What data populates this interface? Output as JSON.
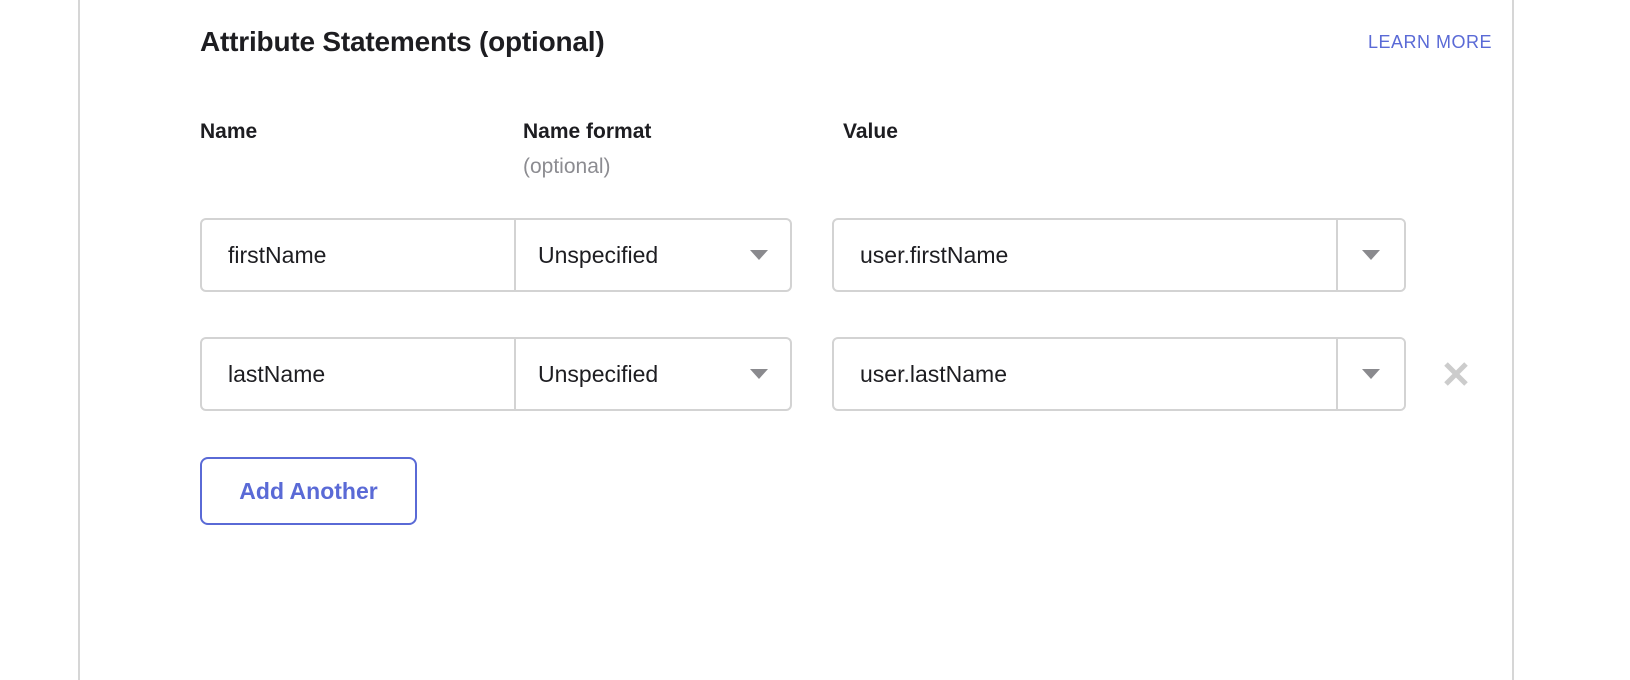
{
  "section": {
    "title": "Attribute Statements (optional)",
    "learn_more_label": "LEARN MORE"
  },
  "colors": {
    "accent": "#5a6ad6",
    "text": "#1d1d21",
    "muted": "#8c8c91",
    "border": "#d3d3d3",
    "divider": "#dcdcdc"
  },
  "columns": {
    "name": "Name",
    "name_format": "Name format",
    "name_format_sub": "(optional)",
    "value": "Value"
  },
  "rows": [
    {
      "name": "firstName",
      "name_format": "Unspecified",
      "value": "user.firstName",
      "has_remove": false
    },
    {
      "name": "lastName",
      "name_format": "Unspecified",
      "value": "user.lastName",
      "has_remove": true
    }
  ],
  "icons": {
    "caret": "chevron-down-icon",
    "remove": "close-icon"
  },
  "actions": {
    "add_another_label": "Add Another"
  }
}
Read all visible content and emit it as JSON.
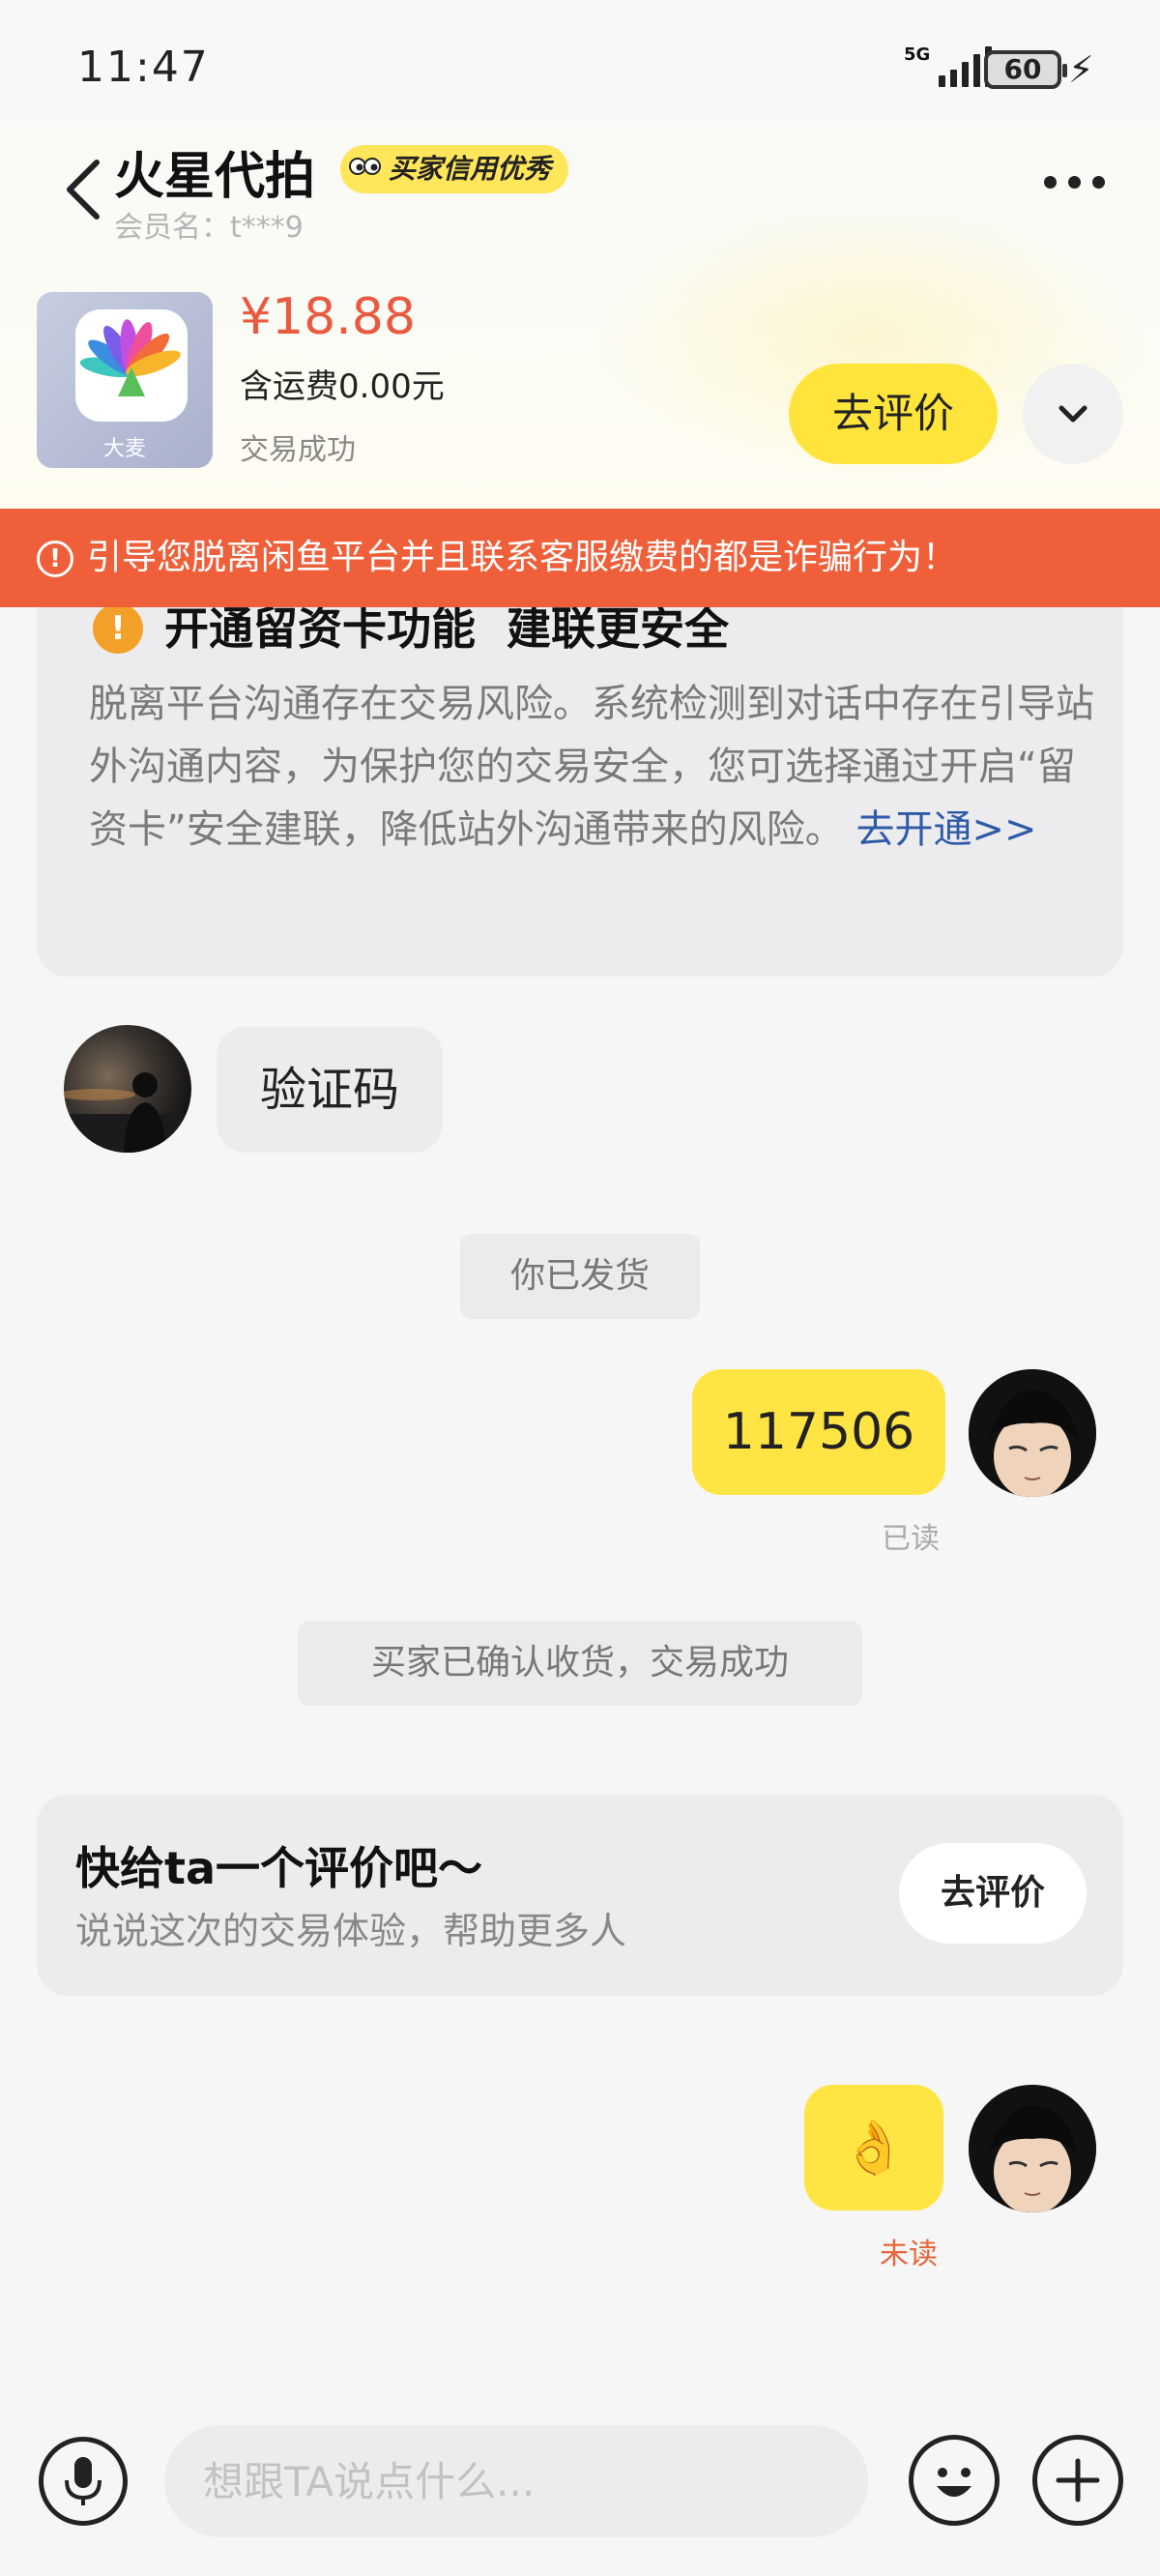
{
  "status_bar": {
    "time": "11:47",
    "network": "5G",
    "battery": "60"
  },
  "header": {
    "shop_name": "火星代拍",
    "credit_badge": "买家信用优秀",
    "member_label": "会员名：t***9"
  },
  "product": {
    "brand": "大麦",
    "price": "¥18.88",
    "shipping": "含运费0.00元",
    "status": "交易成功",
    "review_button": "去评价"
  },
  "warning_banner": {
    "icon": "alert-circle-icon",
    "text": "引导您脱离闲鱼平台并且联系客服缴费的都是诈骗行为！"
  },
  "notice_card": {
    "icon": "exclamation-icon",
    "title": "开通留资卡功能  建联更安全",
    "body": "脱离平台沟通存在交易风险。系统检测到对话中存在引导站外沟通内容，为保护您的交易安全，您可选择通过开启“留资卡”安全建联，降低站外沟通带来的风险。",
    "link": "去开通>>"
  },
  "messages": {
    "incoming_text": "验证码",
    "system_shipped": "你已发货",
    "outgoing_code": "117506",
    "outgoing_code_state": "已读",
    "system_confirmed": "买家已确认收货，交易成功",
    "outgoing_emoji": "👌",
    "outgoing_emoji_state": "未读"
  },
  "review_card": {
    "title": "快给ta一个评价吧～",
    "subtitle": "说说这次的交易体验，帮助更多人",
    "button": "去评价"
  },
  "input_bar": {
    "placeholder": "想跟TA说点什么..."
  },
  "colors": {
    "accent_yellow": "#ffe544",
    "price_red": "#e95a3f",
    "warning_orange": "#ee5f3a",
    "link_blue": "#2e5aa7",
    "unread_orange": "#e8643c"
  }
}
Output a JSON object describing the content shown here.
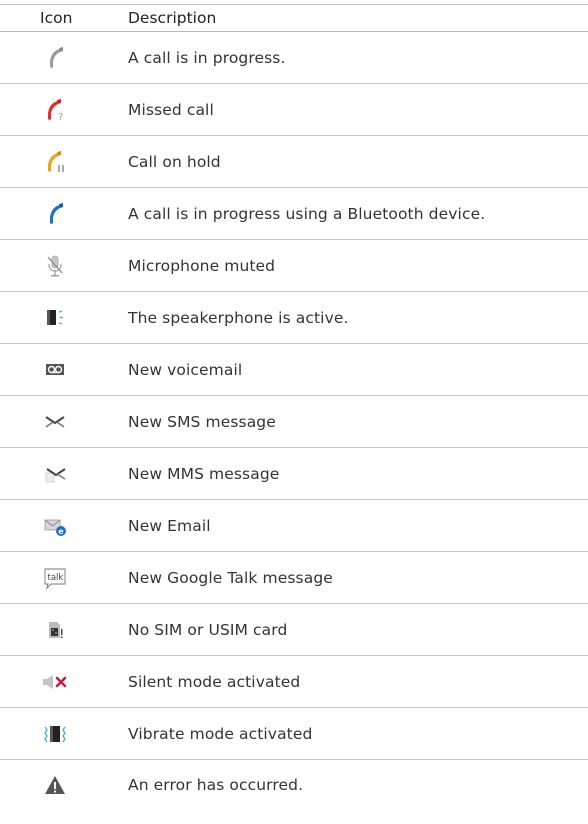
{
  "header": {
    "icon_label": "Icon",
    "description_label": "Description"
  },
  "rows": [
    {
      "icon": "phone-gray-icon",
      "description": "A call is in progress."
    },
    {
      "icon": "phone-missed-icon",
      "description": "Missed call"
    },
    {
      "icon": "phone-hold-icon",
      "description": "Call on hold"
    },
    {
      "icon": "phone-bluetooth-icon",
      "description": "A call is in progress using a Bluetooth device."
    },
    {
      "icon": "microphone-muted-icon",
      "description": "Microphone muted"
    },
    {
      "icon": "speakerphone-icon",
      "description": "The speakerphone is active."
    },
    {
      "icon": "voicemail-icon",
      "description": "New voicemail"
    },
    {
      "icon": "sms-icon",
      "description": "New SMS message"
    },
    {
      "icon": "mms-icon",
      "description": "New MMS message"
    },
    {
      "icon": "email-icon",
      "description": "New Email"
    },
    {
      "icon": "google-talk-icon",
      "description": "New Google Talk message",
      "icon_text": "talk"
    },
    {
      "icon": "no-sim-icon",
      "description": "No SIM or USIM card"
    },
    {
      "icon": "silent-mode-icon",
      "description": "Silent mode activated"
    },
    {
      "icon": "vibrate-mode-icon",
      "description": "Vibrate mode activated"
    },
    {
      "icon": "error-icon",
      "description": "An error has occurred."
    }
  ],
  "colors": {
    "missed": "#e0302a",
    "hold": "#f0a020",
    "bluetooth": "#1a6fd0",
    "gray": "#9a9a9a",
    "silent_x": "#c0203a"
  }
}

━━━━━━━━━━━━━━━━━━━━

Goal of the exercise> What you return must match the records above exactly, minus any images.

Written response>
What data populates this interface? Output as JSON.
{
  "section": {
    "title": "Attribute Statements (optional)",
    "learn_more_label": "LEARN MORE"
  },
  "colors": {
    "accent": "#5a6ad6",
    "text": "#1d1d21",
    "muted": "#8c8c91",
    "border": "#d3d3d3",
    "divider": "#dcdcdc"
  },
  "columns": {
    "name": "Name",
    "name_format": "Name format",
    "name_format_sub": "(optional)",
    "value": "Value"
  },
  "rows": [
    {
      "name": "firstName",
      "name_format": "Unspecified",
      "value": "user.firstName",
      "has_remove": false
    },
    {
      "name": "lastName",
      "name_format": "Unspecified",
      "value": "user.lastName",
      "has_remove": true
    }
  ],
  "icons": {
    "caret": "chevron-down-icon",
    "remove": "close-icon"
  },
  "actions": {
    "add_another_label": "Add Another"
  }
}
Read all visible content and emit it as JSON.
{
  "status_bar": {
    "time": "11:47",
    "network": "5G",
    "battery": "60"
  },
  "header": {
    "shop_name": "火星代拍",
    "credit_badge": "买家信用优秀",
    "member_label": "会员名：t***9"
  },
  "product": {
    "brand": "大麦",
    "price": "¥18.88",
    "shipping": "含运费0.00元",
    "status": "交易成功",
    "review_button": "去评价"
  },
  "warning_banner": {
    "icon": "alert-circle-icon",
    "text": "引导您脱离闲鱼平台并且联系客服缴费的都是诈骗行为！"
  },
  "notice_card": {
    "icon": "exclamation-icon",
    "title": "开通留资卡功能  建联更安全",
    "body": "脱离平台沟通存在交易风险。系统检测到对话中存在引导站外沟通内容，为保护您的交易安全，您可选择通过开启“留资卡”安全建联，降低站外沟通带来的风险。",
    "link": "去开通>>"
  },
  "messages": {
    "incoming_text": "验证码",
    "system_shipped": "你已发货",
    "outgoing_code": "117506",
    "outgoing_code_state": "已读",
    "system_confirmed": "买家已确认收货，交易成功",
    "outgoing_emoji": "👌",
    "outgoing_emoji_state": "未读"
  },
  "review_card": {
    "title": "快给ta一个评价吧～",
    "subtitle": "说说这次的交易体验，帮助更多人",
    "button": "去评价"
  },
  "input_bar": {
    "placeholder": "想跟TA说点什么..."
  },
  "colors": {
    "accent_yellow": "#ffe544",
    "price_red": "#e95a3f",
    "warning_orange": "#ee5f3a",
    "link_blue": "#2e5aa7",
    "unread_orange": "#e8643c"
  }
}
Output a JSON object describing the content shown here.
{
  "header": {
    "icon_label": "Icon",
    "description_label": "Description"
  },
  "rows": [
    {
      "icon": "phone-gray-icon",
      "description": "A call is in progress."
    },
    {
      "icon": "phone-missed-icon",
      "description": "Missed call"
    },
    {
      "icon": "phone-hold-icon",
      "description": "Call on hold"
    },
    {
      "icon": "phone-bluetooth-icon",
      "description": "A call is in progress using a Bluetooth device."
    },
    {
      "icon": "microphone-muted-icon",
      "description": "Microphone muted"
    },
    {
      "icon": "speakerphone-icon",
      "description": "The speakerphone is active."
    },
    {
      "icon": "voicemail-icon",
      "description": "New voicemail"
    },
    {
      "icon": "sms-icon",
      "description": "New SMS message"
    },
    {
      "icon": "mms-icon",
      "description": "New MMS message"
    },
    {
      "icon": "email-icon",
      "description": "New Email"
    },
    {
      "icon": "google-talk-icon",
      "description": "New Google Talk message",
      "icon_text": "talk"
    },
    {
      "icon": "no-sim-icon",
      "description": "No SIM or USIM card"
    },
    {
      "icon": "silent-mode-icon",
      "description": "Silent mode activated"
    },
    {
      "icon": "vibrate-mode-icon",
      "description": "Vibrate mode activated"
    },
    {
      "icon": "error-icon",
      "description": "An error has occurred."
    }
  ],
  "colors": {
    "missed": "#e0302a",
    "hold": "#f0a020",
    "bluetooth": "#1a6fd0",
    "gray": "#9a9a9a",
    "silent_x": "#c0203a"
  }
}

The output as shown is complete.